PROBLEM TO SOLVE ▸ The answer must be the full set of records, repeated exactly.

DATA EXTRACTS ▸
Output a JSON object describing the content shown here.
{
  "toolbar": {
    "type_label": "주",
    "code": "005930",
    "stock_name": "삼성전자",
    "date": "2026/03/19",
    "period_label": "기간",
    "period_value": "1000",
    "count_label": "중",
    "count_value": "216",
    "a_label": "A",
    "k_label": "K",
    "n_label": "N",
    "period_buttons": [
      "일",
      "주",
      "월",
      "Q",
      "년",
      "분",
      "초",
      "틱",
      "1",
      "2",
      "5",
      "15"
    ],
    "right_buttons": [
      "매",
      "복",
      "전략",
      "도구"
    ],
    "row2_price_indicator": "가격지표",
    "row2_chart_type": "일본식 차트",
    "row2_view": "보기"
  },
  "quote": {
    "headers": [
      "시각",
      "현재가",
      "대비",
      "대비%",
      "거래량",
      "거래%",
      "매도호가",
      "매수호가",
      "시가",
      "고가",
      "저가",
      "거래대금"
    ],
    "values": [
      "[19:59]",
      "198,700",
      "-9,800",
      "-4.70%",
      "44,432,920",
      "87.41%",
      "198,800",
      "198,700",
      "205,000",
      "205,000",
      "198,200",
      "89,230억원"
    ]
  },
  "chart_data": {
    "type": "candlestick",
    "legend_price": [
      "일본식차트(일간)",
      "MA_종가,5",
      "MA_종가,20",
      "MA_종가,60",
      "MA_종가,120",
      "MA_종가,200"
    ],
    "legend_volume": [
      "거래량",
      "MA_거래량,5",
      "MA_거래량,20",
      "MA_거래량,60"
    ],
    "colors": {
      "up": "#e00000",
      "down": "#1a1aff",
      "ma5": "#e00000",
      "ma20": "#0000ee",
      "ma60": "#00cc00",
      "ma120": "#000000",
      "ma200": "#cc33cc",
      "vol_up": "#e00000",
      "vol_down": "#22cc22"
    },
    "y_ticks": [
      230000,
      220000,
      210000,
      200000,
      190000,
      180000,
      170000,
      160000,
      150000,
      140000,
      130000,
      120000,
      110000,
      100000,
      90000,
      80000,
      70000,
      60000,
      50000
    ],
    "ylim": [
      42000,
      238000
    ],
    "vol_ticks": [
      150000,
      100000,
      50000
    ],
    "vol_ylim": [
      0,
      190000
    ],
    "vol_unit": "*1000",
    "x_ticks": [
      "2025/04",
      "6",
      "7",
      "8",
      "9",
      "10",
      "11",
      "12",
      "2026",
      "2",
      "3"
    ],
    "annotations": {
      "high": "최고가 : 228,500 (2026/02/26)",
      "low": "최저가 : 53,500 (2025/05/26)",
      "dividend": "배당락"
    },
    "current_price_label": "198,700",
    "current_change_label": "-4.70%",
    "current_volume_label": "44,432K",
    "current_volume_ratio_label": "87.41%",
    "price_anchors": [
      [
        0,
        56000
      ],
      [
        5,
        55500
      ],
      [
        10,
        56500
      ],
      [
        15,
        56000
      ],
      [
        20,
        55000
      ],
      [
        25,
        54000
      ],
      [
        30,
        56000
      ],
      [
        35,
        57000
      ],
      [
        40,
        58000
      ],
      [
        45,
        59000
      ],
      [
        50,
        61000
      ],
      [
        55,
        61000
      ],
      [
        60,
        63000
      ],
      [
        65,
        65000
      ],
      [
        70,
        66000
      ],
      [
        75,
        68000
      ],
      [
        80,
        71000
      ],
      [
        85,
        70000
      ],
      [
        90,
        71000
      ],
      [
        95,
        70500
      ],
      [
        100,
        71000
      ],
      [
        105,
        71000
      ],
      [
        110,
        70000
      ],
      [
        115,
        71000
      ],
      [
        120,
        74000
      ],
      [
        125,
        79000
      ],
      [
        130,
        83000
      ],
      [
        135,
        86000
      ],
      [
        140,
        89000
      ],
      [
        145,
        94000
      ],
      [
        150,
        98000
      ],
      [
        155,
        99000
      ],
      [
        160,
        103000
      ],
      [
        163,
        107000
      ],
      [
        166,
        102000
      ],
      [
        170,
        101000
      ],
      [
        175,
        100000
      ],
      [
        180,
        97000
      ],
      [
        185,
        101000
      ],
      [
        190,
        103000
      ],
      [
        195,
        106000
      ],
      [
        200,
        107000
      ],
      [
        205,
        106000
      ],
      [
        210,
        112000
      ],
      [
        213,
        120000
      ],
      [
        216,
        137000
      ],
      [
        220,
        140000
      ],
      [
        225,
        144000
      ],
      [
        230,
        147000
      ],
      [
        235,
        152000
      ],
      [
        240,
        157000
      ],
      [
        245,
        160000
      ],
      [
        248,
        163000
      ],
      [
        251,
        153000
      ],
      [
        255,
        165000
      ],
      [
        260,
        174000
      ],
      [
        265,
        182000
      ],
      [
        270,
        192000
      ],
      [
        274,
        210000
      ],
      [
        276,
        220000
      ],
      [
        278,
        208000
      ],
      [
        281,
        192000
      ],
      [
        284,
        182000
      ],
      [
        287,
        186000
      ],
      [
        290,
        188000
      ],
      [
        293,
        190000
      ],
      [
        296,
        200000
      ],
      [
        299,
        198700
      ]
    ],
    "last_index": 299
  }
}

TASK ANSWER ▸
Output a JSON object describing the content shown here.
{
  "toolbar": {
    "type_label": "주",
    "code": "005930",
    "stock_name": "삼성전자",
    "date": "2026/03/19",
    "period_label": "기간",
    "period_value": "1000",
    "count_label": "중",
    "count_value": "216",
    "a_label": "A",
    "k_label": "K",
    "n_label": "N",
    "period_buttons": [
      "일",
      "주",
      "월",
      "Q",
      "년",
      "분",
      "초",
      "틱",
      "1",
      "2",
      "5",
      "15"
    ],
    "right_buttons": [
      "매",
      "복",
      "전략",
      "도구"
    ],
    "row2_price_indicator": "가격지표",
    "row2_chart_type": "일본식 차트",
    "row2_view": "보기"
  },
  "quote": {
    "headers": [
      "시각",
      "현재가",
      "대비",
      "대비%",
      "거래량",
      "거래%",
      "매도호가",
      "매수호가",
      "시가",
      "고가",
      "저가",
      "거래대금"
    ],
    "values": [
      "[19:59]",
      "198,700",
      "-9,800",
      "-4.70%",
      "44,432,920",
      "87.41%",
      "198,800",
      "198,700",
      "205,000",
      "205,000",
      "198,200",
      "89,230억원"
    ]
  },
  "chart_data": {
    "type": "candlestick",
    "legend_price": [
      "일본식차트(일간)",
      "MA_종가,5",
      "MA_종가,20",
      "MA_종가,60",
      "MA_종가,120",
      "MA_종가,200"
    ],
    "legend_volume": [
      "거래량",
      "MA_거래량,5",
      "MA_거래량,20",
      "MA_거래량,60"
    ],
    "colors": {
      "up": "#e00000",
      "down": "#1a1aff",
      "ma5": "#e00000",
      "ma20": "#0000ee",
      "ma60": "#00cc00",
      "ma120": "#000000",
      "ma200": "#cc33cc",
      "vol_up": "#e00000",
      "vol_down": "#22cc22"
    },
    "y_ticks": [
      230000,
      220000,
      210000,
      200000,
      190000,
      180000,
      170000,
      160000,
      150000,
      140000,
      130000,
      120000,
      110000,
      100000,
      90000,
      80000,
      70000,
      60000,
      50000
    ],
    "ylim": [
      42000,
      238000
    ],
    "vol_ticks": [
      150000,
      100000,
      50000
    ],
    "vol_ylim": [
      0,
      190000
    ],
    "vol_unit": "*1000",
    "x_ticks": [
      "2025/04",
      "6",
      "7",
      "8",
      "9",
      "10",
      "11",
      "12",
      "2026",
      "2",
      "3"
    ],
    "annotations": {
      "high": "최고가 : 228,500 (2026/02/26)",
      "low": "최저가 : 53,500 (2025/05/26)",
      "dividend": "배당락"
    },
    "current_price_label": "198,700",
    "current_change_label": "-4.70%",
    "current_volume_label": "44,432K",
    "current_volume_ratio_label": "87.41%",
    "price_anchors": [
      [
        0,
        56000
      ],
      [
        5,
        55500
      ],
      [
        10,
        56500
      ],
      [
        15,
        56000
      ],
      [
        20,
        55000
      ],
      [
        25,
        54000
      ],
      [
        30,
        56000
      ],
      [
        35,
        57000
      ],
      [
        40,
        58000
      ],
      [
        45,
        59000
      ],
      [
        50,
        61000
      ],
      [
        55,
        61000
      ],
      [
        60,
        63000
      ],
      [
        65,
        65000
      ],
      [
        70,
        66000
      ],
      [
        75,
        68000
      ],
      [
        80,
        71000
      ],
      [
        85,
        70000
      ],
      [
        90,
        71000
      ],
      [
        95,
        70500
      ],
      [
        100,
        71000
      ],
      [
        105,
        71000
      ],
      [
        110,
        70000
      ],
      [
        115,
        71000
      ],
      [
        120,
        74000
      ],
      [
        125,
        79000
      ],
      [
        130,
        83000
      ],
      [
        135,
        86000
      ],
      [
        140,
        89000
      ],
      [
        145,
        94000
      ],
      [
        150,
        98000
      ],
      [
        155,
        99000
      ],
      [
        160,
        103000
      ],
      [
        163,
        107000
      ],
      [
        166,
        102000
      ],
      [
        170,
        101000
      ],
      [
        175,
        100000
      ],
      [
        180,
        97000
      ],
      [
        185,
        101000
      ],
      [
        190,
        103000
      ],
      [
        195,
        106000
      ],
      [
        200,
        107000
      ],
      [
        205,
        106000
      ],
      [
        210,
        112000
      ],
      [
        213,
        120000
      ],
      [
        216,
        137000
      ],
      [
        220,
        140000
      ],
      [
        225,
        144000
      ],
      [
        230,
        147000
      ],
      [
        235,
        152000
      ],
      [
        240,
        157000
      ],
      [
        245,
        160000
      ],
      [
        248,
        163000
      ],
      [
        251,
        153000
      ],
      [
        255,
        165000
      ],
      [
        260,
        174000
      ],
      [
        265,
        182000
      ],
      [
        270,
        192000
      ],
      [
        274,
        210000
      ],
      [
        276,
        220000
      ],
      [
        278,
        208000
      ],
      [
        281,
        192000
      ],
      [
        284,
        182000
      ],
      [
        287,
        186000
      ],
      [
        290,
        188000
      ],
      [
        293,
        190000
      ],
      [
        296,
        200000
      ],
      [
        299,
        198700
      ]
    ],
    "last_index": 299
  }
}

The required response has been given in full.